:: Record excerpts ::

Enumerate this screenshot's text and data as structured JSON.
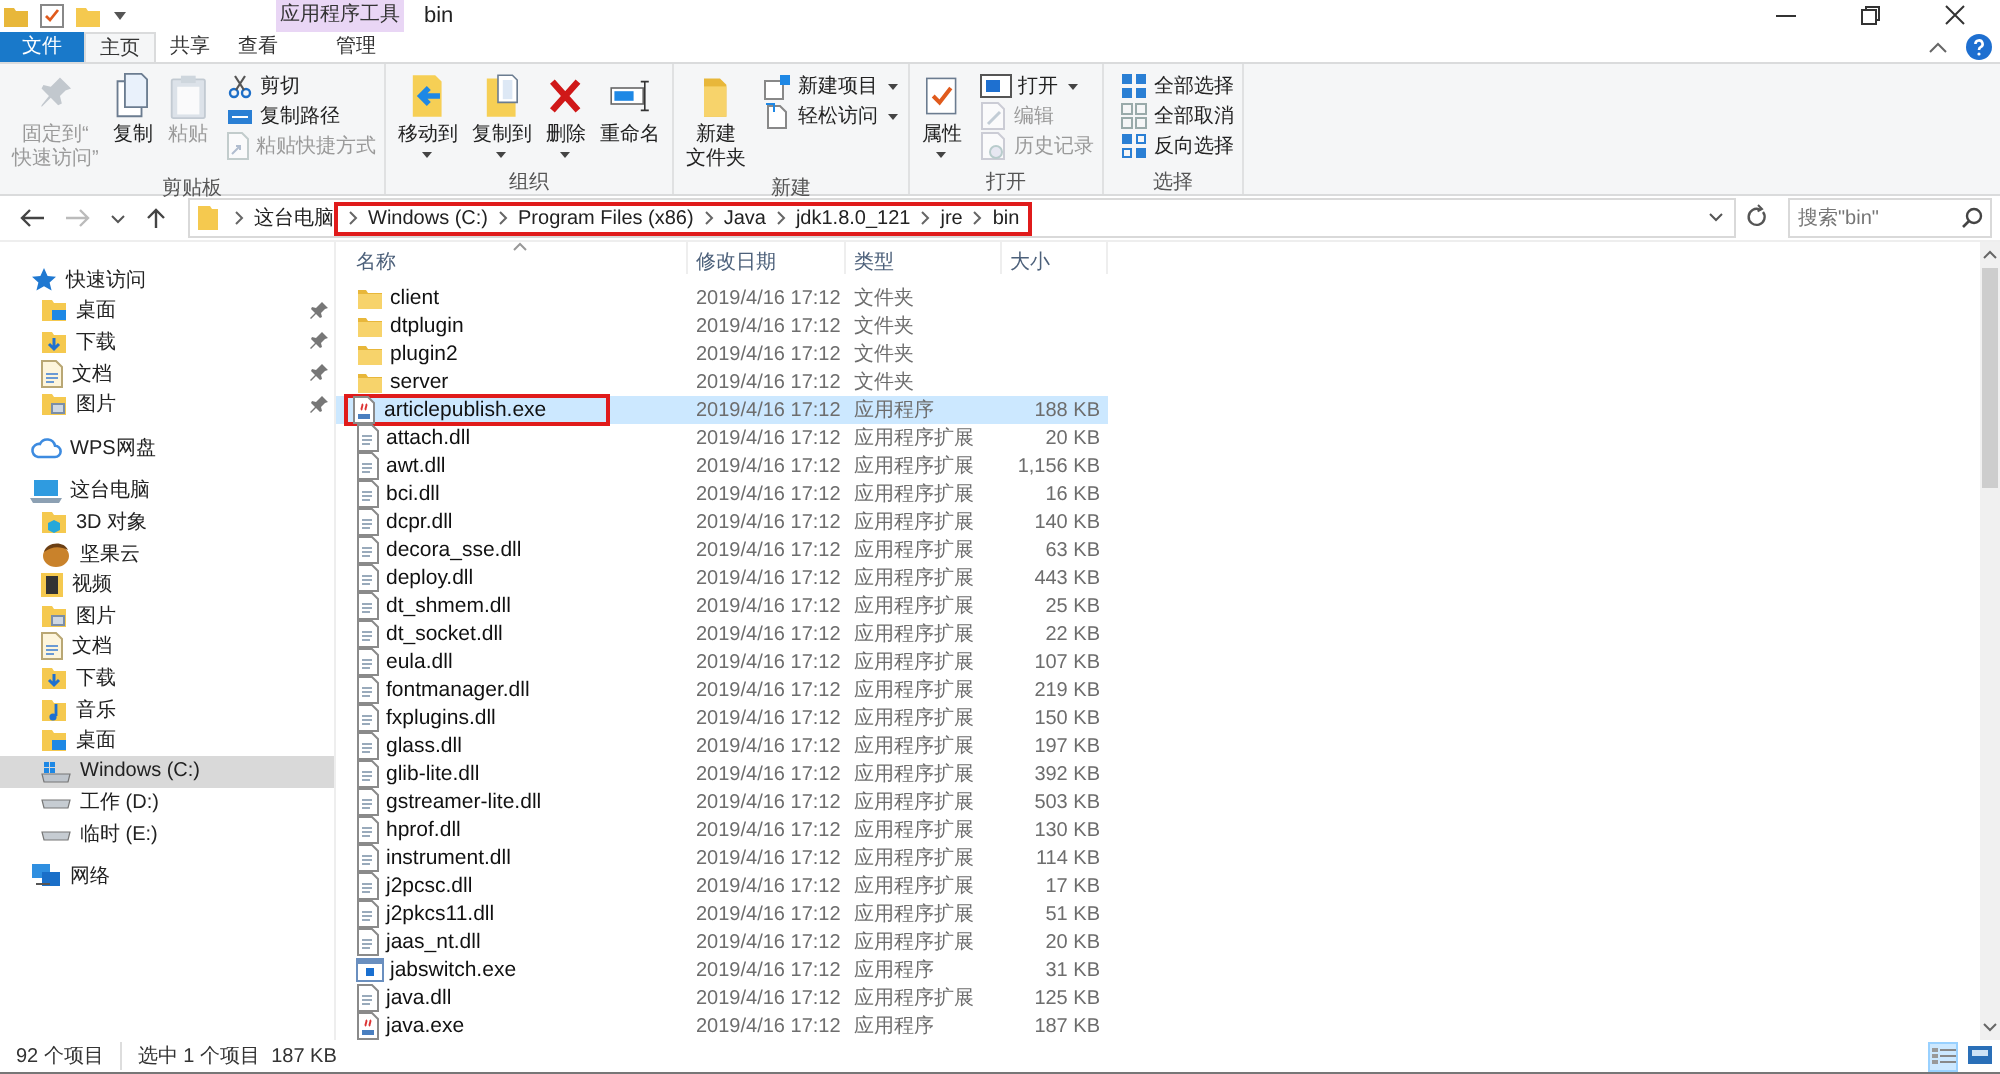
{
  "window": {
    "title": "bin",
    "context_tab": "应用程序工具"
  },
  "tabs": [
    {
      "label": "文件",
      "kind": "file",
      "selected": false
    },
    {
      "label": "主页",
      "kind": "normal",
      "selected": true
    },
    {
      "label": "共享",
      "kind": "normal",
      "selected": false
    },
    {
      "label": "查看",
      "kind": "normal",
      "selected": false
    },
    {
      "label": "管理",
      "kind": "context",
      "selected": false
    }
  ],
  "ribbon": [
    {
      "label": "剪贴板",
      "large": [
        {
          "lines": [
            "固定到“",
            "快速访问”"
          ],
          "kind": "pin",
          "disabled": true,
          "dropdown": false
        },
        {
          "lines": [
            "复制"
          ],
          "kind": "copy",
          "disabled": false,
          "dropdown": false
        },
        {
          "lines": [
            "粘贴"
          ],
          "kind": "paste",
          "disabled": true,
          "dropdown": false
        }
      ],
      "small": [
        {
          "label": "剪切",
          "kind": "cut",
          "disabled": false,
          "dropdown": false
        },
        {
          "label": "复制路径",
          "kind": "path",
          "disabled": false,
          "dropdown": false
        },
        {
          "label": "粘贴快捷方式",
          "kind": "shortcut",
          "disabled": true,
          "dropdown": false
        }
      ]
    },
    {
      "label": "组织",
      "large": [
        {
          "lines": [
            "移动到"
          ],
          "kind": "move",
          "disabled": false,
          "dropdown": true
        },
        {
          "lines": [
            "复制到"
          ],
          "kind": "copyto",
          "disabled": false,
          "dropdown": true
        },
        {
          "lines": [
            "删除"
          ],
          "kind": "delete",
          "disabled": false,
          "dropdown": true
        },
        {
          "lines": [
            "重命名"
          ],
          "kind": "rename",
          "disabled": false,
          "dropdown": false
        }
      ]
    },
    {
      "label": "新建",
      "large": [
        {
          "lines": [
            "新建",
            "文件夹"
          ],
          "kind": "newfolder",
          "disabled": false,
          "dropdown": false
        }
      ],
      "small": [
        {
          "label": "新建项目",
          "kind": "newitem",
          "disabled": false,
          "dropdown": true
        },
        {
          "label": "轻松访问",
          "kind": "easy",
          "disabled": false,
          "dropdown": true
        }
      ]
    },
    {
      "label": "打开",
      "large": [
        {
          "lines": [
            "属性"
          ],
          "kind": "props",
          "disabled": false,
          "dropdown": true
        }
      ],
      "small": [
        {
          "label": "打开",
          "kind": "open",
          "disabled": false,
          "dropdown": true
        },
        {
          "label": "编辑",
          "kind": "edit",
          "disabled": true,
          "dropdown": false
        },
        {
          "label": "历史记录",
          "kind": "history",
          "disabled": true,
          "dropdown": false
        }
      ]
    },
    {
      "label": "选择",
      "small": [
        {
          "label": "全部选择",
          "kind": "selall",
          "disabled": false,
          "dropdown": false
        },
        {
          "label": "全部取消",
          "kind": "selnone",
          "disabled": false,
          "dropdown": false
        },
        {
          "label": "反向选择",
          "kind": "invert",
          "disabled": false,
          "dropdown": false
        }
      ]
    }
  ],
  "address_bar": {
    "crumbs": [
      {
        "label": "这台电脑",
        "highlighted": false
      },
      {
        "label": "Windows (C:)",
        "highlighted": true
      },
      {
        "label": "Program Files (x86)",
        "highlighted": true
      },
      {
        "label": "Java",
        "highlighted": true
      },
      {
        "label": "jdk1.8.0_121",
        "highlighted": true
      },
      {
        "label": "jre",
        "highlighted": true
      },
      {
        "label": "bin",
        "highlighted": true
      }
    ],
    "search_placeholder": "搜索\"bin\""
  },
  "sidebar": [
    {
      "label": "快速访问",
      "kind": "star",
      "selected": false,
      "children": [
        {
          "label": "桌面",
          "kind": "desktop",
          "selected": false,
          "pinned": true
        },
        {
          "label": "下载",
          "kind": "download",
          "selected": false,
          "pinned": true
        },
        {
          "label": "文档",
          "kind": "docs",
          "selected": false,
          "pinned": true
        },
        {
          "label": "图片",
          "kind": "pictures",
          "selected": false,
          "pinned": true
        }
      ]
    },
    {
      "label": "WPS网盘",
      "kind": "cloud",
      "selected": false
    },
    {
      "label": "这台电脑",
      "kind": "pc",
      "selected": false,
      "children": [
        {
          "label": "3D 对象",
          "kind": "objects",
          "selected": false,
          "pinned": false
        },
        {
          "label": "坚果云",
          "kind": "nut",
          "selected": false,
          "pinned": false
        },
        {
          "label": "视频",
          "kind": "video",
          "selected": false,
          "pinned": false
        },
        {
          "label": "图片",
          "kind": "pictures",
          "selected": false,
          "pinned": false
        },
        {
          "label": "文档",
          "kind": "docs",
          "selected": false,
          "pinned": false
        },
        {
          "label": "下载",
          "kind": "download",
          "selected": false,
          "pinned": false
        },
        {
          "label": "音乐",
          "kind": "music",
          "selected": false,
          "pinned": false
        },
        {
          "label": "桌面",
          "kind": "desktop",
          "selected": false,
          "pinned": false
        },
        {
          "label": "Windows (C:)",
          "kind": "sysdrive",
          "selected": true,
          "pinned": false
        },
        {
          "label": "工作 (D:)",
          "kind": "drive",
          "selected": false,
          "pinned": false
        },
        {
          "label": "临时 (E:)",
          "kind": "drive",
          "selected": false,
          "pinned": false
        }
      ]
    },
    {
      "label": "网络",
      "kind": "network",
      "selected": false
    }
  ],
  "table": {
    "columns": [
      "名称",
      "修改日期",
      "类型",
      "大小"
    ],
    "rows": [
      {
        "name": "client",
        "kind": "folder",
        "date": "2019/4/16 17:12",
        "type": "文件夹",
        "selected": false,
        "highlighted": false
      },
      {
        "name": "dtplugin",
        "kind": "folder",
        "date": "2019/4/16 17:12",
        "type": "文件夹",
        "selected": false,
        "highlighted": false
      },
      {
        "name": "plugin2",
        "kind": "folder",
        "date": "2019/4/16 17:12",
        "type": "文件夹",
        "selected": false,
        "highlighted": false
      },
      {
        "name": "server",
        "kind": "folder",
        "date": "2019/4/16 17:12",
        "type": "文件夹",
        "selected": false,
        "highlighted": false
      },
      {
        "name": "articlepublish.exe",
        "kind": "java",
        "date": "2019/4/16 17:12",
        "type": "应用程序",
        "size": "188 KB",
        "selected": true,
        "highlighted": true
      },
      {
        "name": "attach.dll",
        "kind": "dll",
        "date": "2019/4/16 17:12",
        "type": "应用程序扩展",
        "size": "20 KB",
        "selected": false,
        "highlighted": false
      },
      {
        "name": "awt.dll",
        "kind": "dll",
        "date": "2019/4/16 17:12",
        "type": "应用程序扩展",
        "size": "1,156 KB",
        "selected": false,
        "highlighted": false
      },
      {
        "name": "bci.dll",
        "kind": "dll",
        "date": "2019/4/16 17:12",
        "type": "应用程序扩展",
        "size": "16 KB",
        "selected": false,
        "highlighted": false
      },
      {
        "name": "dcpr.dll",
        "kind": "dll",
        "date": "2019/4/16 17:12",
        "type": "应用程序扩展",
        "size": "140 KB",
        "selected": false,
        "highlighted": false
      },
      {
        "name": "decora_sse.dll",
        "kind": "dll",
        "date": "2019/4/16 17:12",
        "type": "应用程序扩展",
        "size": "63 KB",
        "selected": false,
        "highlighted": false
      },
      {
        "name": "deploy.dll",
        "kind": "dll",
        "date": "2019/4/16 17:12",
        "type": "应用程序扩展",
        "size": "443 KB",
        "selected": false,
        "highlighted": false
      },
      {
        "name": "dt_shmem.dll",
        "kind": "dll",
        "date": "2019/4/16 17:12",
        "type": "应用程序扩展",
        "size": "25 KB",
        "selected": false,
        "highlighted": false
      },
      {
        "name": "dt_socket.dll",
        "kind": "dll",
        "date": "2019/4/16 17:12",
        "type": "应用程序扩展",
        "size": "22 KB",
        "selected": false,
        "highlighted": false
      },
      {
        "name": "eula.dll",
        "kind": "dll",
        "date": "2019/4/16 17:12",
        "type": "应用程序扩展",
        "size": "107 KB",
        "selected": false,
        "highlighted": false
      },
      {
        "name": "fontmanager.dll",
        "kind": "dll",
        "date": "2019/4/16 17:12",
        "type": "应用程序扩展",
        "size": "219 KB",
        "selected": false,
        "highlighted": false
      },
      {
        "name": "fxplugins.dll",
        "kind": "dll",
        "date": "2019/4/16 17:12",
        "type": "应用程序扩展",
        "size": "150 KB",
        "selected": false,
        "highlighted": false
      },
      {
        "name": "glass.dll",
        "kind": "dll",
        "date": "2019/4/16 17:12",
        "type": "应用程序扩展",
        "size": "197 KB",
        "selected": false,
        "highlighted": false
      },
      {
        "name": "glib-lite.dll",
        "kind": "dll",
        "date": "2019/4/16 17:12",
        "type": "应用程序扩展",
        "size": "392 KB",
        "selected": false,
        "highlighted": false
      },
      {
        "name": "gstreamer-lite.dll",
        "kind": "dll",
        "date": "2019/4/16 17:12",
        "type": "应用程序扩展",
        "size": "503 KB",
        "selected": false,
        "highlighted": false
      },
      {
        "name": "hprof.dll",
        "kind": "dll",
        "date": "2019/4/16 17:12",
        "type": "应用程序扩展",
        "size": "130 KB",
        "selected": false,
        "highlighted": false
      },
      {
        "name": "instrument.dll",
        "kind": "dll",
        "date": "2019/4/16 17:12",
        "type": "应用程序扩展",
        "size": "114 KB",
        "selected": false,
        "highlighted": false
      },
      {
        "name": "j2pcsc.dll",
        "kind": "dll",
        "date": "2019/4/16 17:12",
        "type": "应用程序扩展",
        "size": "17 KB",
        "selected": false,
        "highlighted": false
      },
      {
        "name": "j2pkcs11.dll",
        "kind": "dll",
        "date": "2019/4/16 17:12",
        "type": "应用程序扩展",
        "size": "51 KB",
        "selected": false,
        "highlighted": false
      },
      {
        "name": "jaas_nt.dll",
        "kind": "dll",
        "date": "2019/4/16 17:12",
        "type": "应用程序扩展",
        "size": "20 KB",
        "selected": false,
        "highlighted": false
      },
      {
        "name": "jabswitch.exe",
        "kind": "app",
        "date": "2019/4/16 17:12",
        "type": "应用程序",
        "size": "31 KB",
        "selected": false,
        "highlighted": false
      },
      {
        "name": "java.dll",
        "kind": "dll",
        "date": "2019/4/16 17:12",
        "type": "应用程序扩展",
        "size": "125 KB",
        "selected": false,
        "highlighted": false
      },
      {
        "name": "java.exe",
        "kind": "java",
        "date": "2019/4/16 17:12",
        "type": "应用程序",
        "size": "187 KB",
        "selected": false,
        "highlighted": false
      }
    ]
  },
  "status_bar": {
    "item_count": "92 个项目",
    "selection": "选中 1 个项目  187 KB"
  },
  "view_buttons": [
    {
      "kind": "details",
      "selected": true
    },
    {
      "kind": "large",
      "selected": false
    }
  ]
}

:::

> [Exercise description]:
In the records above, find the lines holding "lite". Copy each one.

> [Task output]:
        "name": "glib-lite.dll",
        "name": "gstreamer-lite.dll",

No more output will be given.